I am certain that one thing he would be doing is pushing awareness of the relationship between acute leukemia and 9-11. Warning the volunteers and residents of the signs and symptoms, so they will know. I wonder sometimes, if Martin Tallman's move to Sloan Kettering was just a little inspired by Jesse. The man who knew all there is to know about APL is here now, that means that lives will be saved, where before, when Jesse was there, the ignorance was so deep that Sloan Kettering refused to admit him early, till Tallman called and told them he would die within a week.
Because of this, his death was not in vain. His life certainly never was.
The first fossil I ever found on my own was a whole trilobite, curled up in a ball like a potato bug about the size of the tip of my thumb. I'd never seen such a complete little specimen in my life. It was resting on a bed of limestone on a hillside park in Ohio, probably knocked loose by the recent rain. I picked it up and showed it to my biology teacher, who asked if I'd mind him displaying it in the park's museum. I was thrilled. I knew my dad would love to see it, so I put it in a cup and stuck it in the back of the car. At some point after I got home, I went back to the car to get it to show him, and it was gone. When I found him and asked him if he'd seen it, he was mad at me for leaving trash in the back seat. He said he chucked it in the grass and threw the cup away.

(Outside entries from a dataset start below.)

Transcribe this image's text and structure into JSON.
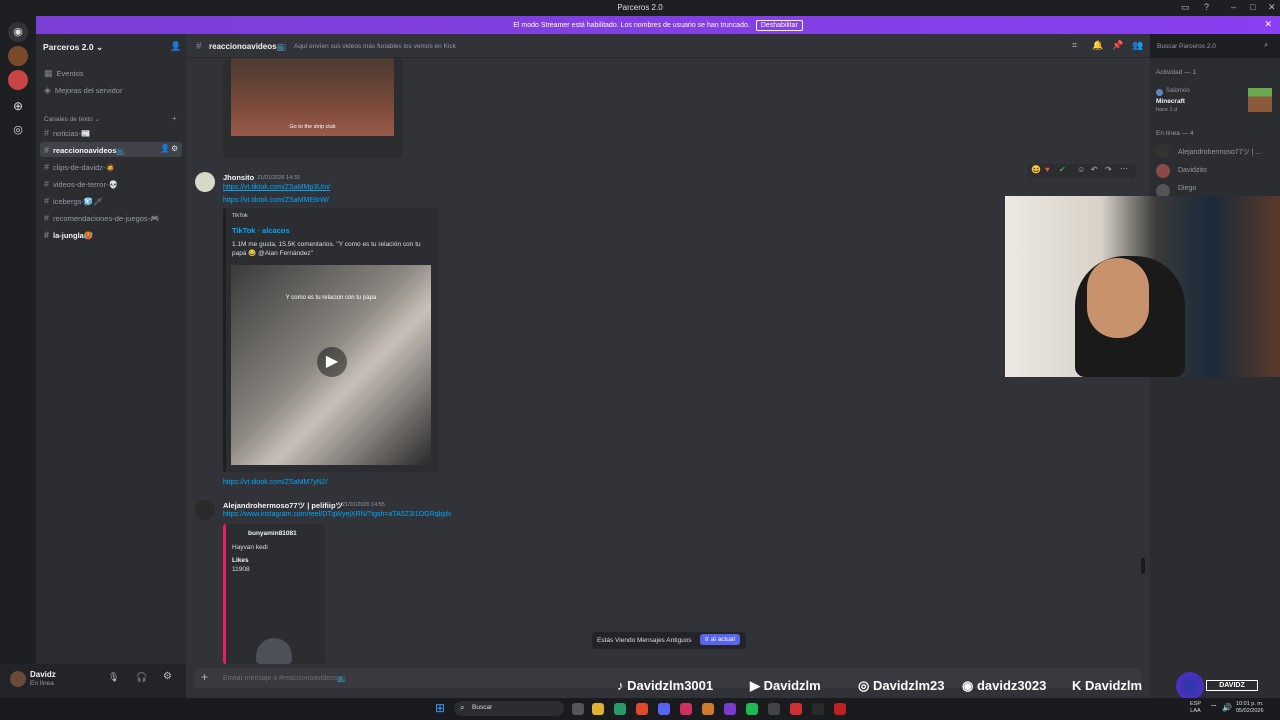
{
  "window": {
    "title": "Parceros 2.0"
  },
  "banner": {
    "text": "El modo Streamer está habilitado. Los nombres de usuario se han truncado.",
    "button": "Deshabilitar"
  },
  "server": {
    "name": "Parceros 2.0"
  },
  "sidebar": {
    "top_items": [
      {
        "label": "Eventos"
      },
      {
        "label": "Mejoras del servidor"
      }
    ],
    "category": "Canales de texto",
    "channels": [
      {
        "label": "noticias-📰"
      },
      {
        "label": "reaccionoavideos📺"
      },
      {
        "label": "clips-de-davidz-🧔"
      },
      {
        "label": "videos-de-terror-💀"
      },
      {
        "label": "icebergs-🧊🗡"
      },
      {
        "label": "recomendaciones-de-juegos-🎮"
      },
      {
        "label": "la-jungla🥵"
      }
    ]
  },
  "user": {
    "name": "Davidz",
    "status": "En línea"
  },
  "header": {
    "channel": "reaccionoavideos📺",
    "topic": "Aquí envíen sus videos más funables los vemos en Kick",
    "search_placeholder": "Buscar Parceros 2.0"
  },
  "messages": {
    "top_embed_caption": "Go to the strip club",
    "msg1": {
      "author": "Jhonsito",
      "timestamp": "21/01/2026 14:33",
      "links": [
        "https://vt.tiktok.com/ZSaMMp3Um/",
        "https://vt.tiktok.com/ZSaMME6rW/"
      ],
      "embed": {
        "provider": "TikTok",
        "title": "TikTok · alcacos",
        "description": "1.1M me gusta, 15.5K comentarios. \"Y como es tu relación con tu papá 😂 @Alan Fernández\"",
        "video_caption": "Y como es tu relacion con tu papa"
      },
      "link3": "https://vt.tiktok.com/ZSaMM7yN2/"
    },
    "msg2": {
      "author": "Alejandrohermoso77ツ | pelifiipツ",
      "timestamp": "21/01/2026 14:55",
      "link": "https://www.instagram.com/reel/DTqWyejXRN/?igsh=aTA5Z3I1OGRqbjdv",
      "embed": {
        "author": "bunyamin81081",
        "description": "Hayvan kedi",
        "field_name": "Likes",
        "field_value": "11908"
      }
    }
  },
  "jump_bar": {
    "text": "Estás Viendo Mensajes Antiguos",
    "button": "Ir al actual"
  },
  "composer": {
    "placeholder": "Enviar mensaje a #reaccionoavideos📺"
  },
  "members": {
    "activity_header": "Actividad — 1",
    "activity": {
      "user": "Salomón",
      "game": "Minecraft",
      "time": "hace 1 d"
    },
    "online_header": "En línea — 4",
    "list": [
      {
        "name": "Alejandrohermoso77ツ | ..."
      },
      {
        "name": "Davidzito"
      },
      {
        "name": "Diego"
      }
    ]
  },
  "socials": [
    {
      "icon": "tiktok-icon",
      "handle": "Davidzlm3001"
    },
    {
      "icon": "youtube-icon",
      "handle": "Davidzlm"
    },
    {
      "icon": "instagram-icon",
      "handle": "Davidzlm23"
    },
    {
      "icon": "discord-icon",
      "handle": "davidz3023"
    },
    {
      "icon": "kick-icon",
      "handle": "Davidzlm"
    }
  ],
  "overlay_logo": "DAVIDZ",
  "taskbar": {
    "search": "Buscar",
    "lang": "ESP",
    "region": "LAA",
    "time": "10:01 p. m.",
    "date": "05/02/2026"
  },
  "colors": {
    "accent": "#5865f2",
    "link": "#00a8fc",
    "banner": "#8a3ff0"
  }
}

I've gone back and read my old novel, looking for what to keep. Even though it's what got me into grad school, it doesn't feel as good as it did. It seems slower, more talky, less active than I remember. I read scenes and wonder why I felt the need to include them. They cover the conversations and relationships among the characters, but they seem pointless, the kind of thing people write when they're much younger, I suppose.
I have a method when I write, that includes retyping a piece. It helps me to see where it slows down. If I get bored typing it, readers will probably get bored reading it. And so it appears I will be rewriting a great deal if I want to keep this novel. Not sure I do. So much has changed. The town it was set in was wiped away by a hurricane. The people in it seem distant, characters I once had dreams about and felt were real in some recognizable way.
I feel like I've forgotten how to write characters. Not sketches of characters, the characters themselves. Personalities. Maybe I'll use it as an exercise. Or maybe I'll write about my actual life again. You learn so much about human nature online. One thing's for sure, you won't get bored reading it.
Don't be sad about how your body looks, worry whether you're still pretty, wonder where your youth went. Stop holding yourself up to society's standards, and you'll find yourself happier with who you are. Look at yourself through your children's eyes and you'll never feel low about yourself again. To them you are a goddess, you are the most beautiful woman in the world, your every mood is of prime importance to them; they watch and learn everything from you, including how to feel about themselves and about how they look. So for their sakes, learn to look at yourself as you would have them look at themselves.
On February 8 2007 my 22 year old son Jesse died after a ten day coma, due to complications from APL leukemia. He and his younger brother had just lost their dad in January 2003, just a few months after Jesse had started college. Jesse's first round with leukemia was in July-August 2004. He recovered in time to push himself through University of Michigan on time, with good grades, chemo and all. This time, we weren't so lucky. Jesse, his brother and I have always used humor to fight fear and grief.